|© Mark D. Ruffner, 2011|
I was noticing that my readers seem to enjoy looking at my posting on guilloche, and that got me thinking about our fascination with spirals, and a favorite American toy — the Spirograph!
|designobserver.com and vintagetoysillustrated.com|
If you were of a certain age in 1967, the biggest Christmas present of the year was Kenner's Spirograph. By fitting together a variety of plastic pieces, one could make an endless combination of guilloche patterns, or spirals. Kenner also sold a deluxe model, with many more pieces and the possibility of even more fun creations.
I missed out on the Spirograph because I was well beyond the age of those kids on the box cover; actually I was already away from home.
But in the 1950s, I played with the precursor of the Spirograph — the Magic Designer!
I still have it, box and all.
No plastic here — this was a designing machine! All the parts were metal, and the Magic Designer had the look of an engineering instrument. It came with its own neato paper die cuts for drawing. I still have a supply of those, too.
Below is information on the disc envelope for reordering. Note that the 6¢ postage would have been extra, for special handling!
The Magic Designer was a hugely popular Christmas present in its own time, and I should know. The Christmas morning I received mine, I didn't get much time to play with it because my father and grandfather were having all the fun!
Today I enjoy creating mandalas, which occasionally appear spiral-like. I created the header of this posting on the computer.
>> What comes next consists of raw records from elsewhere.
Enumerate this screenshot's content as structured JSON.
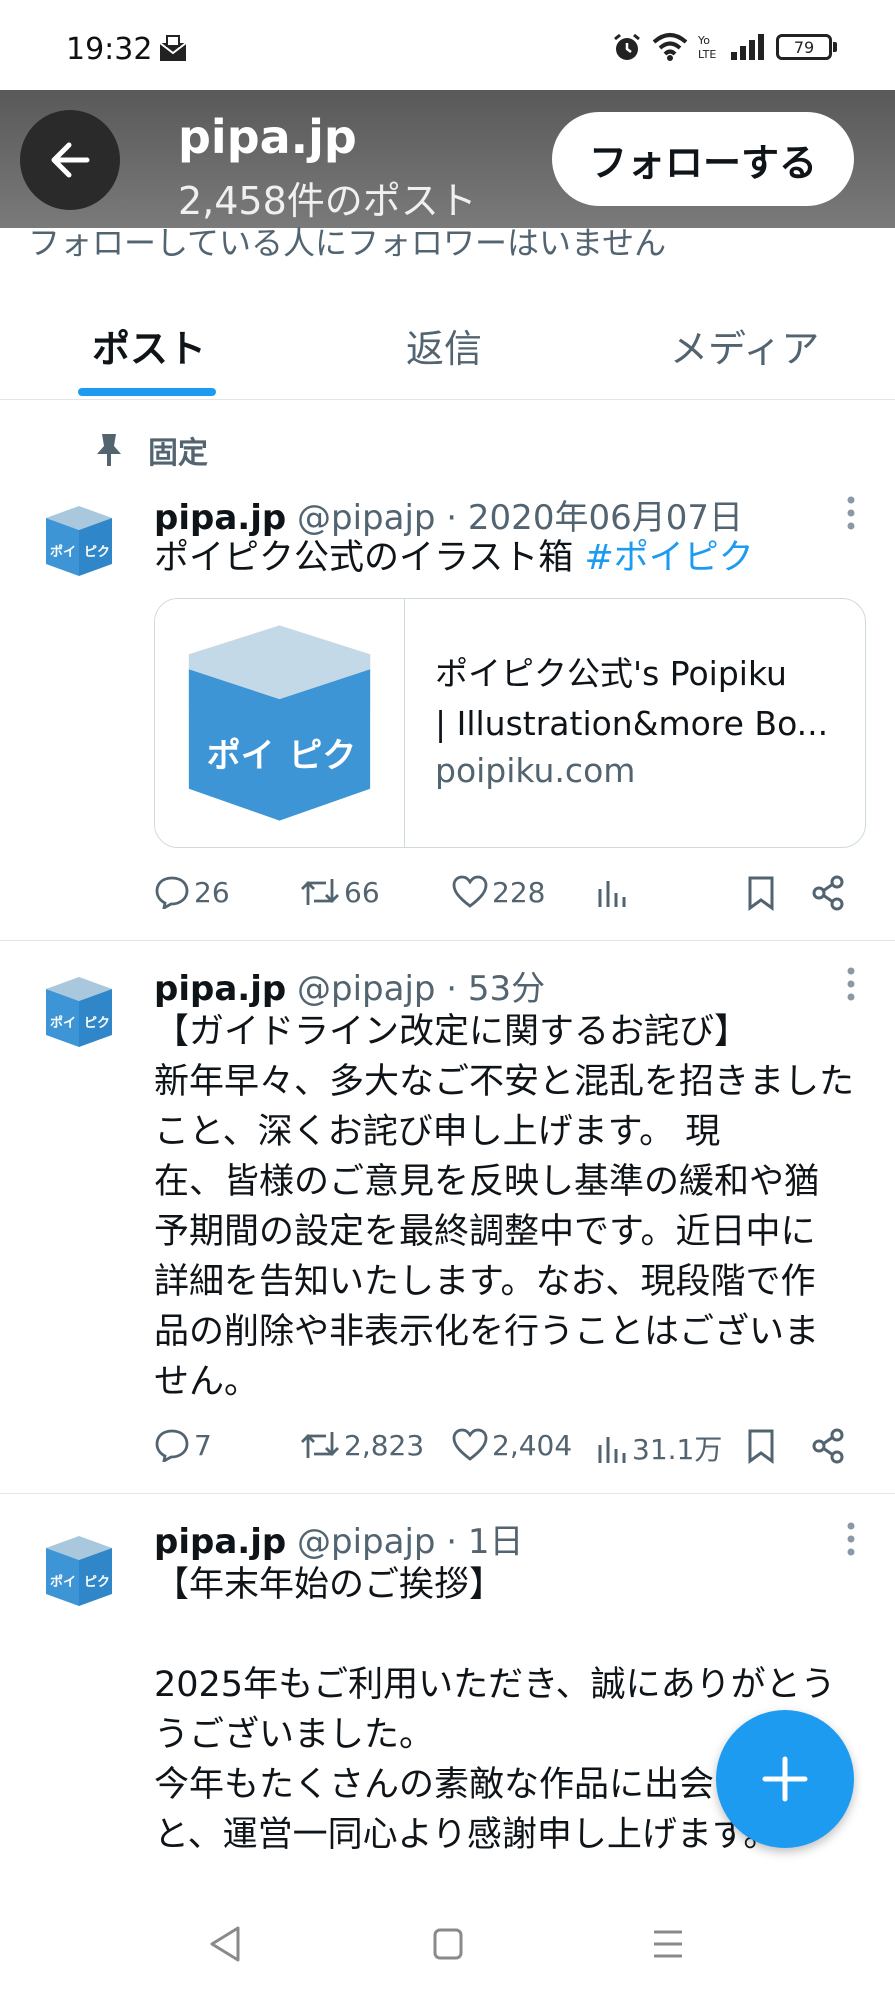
{
  "status_bar": {
    "time": "19:32",
    "battery": "79",
    "icons": [
      "mail-notification-icon",
      "alarm-icon",
      "wifi-icon",
      "volte-icon",
      "signal-icon",
      "battery-icon"
    ]
  },
  "header": {
    "name": "pipa.jp",
    "post_count": "2,458件のポスト",
    "follow_label": "フォローする"
  },
  "follower_note": "フォローしている人にフォロワーはいません",
  "tabs": [
    {
      "label": "ポスト",
      "active": true
    },
    {
      "label": "返信",
      "active": false
    },
    {
      "label": "メディア",
      "active": false
    }
  ],
  "pinned_label": "固定",
  "tweets": [
    {
      "name": "pipa.jp",
      "handle": "@pipajp",
      "time": "2020年06月07日",
      "text": "ポイピク公式のイラスト箱 ",
      "hashtag": "#ポイピク",
      "card": {
        "title_line1": "ポイピク公式's Poipiku",
        "title_line2": "| Illustration&more Bo...",
        "domain": "poipiku.com"
      },
      "replies": "26",
      "reposts": "66",
      "likes": "228",
      "views": ""
    },
    {
      "name": "pipa.jp",
      "handle": "@pipajp",
      "time": "53分",
      "text": "【ガイドライン改定に関するお詫び】\n新年早々、多大なご不安と混乱を招きました\nこと、深くお詫び申し上げます。 現\n在、皆様のご意見を反映し基準の緩和や猶\n予期間の設定を最終調整中です。近日中に\n詳細を告知いたします。なお、現段階で作\n品の削除や非表示化を行うことはございま\nせん。",
      "replies": "7",
      "reposts": "2,823",
      "likes": "2,404",
      "views": "31.1万"
    },
    {
      "name": "pipa.jp",
      "handle": "@pipajp",
      "time": "1日",
      "text": "【年末年始のご挨拶】\n\n2025年もご利用いただき、誠にありがとう\nうございました。\n今年もたくさんの素敵な作品に出会えたこ\nと、運営一同心より感謝申し上げます。"
    }
  ],
  "avatar_text": "ポイ ピク",
  "colors": {
    "accent": "#1d9bf0",
    "text": "#0f1419",
    "secondary": "#536471",
    "avatar_blue": "#3d95d6"
  }
}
It's a better tool for such designs, but I wouldn't be surprised if the ultimate Spirograph is yet to come.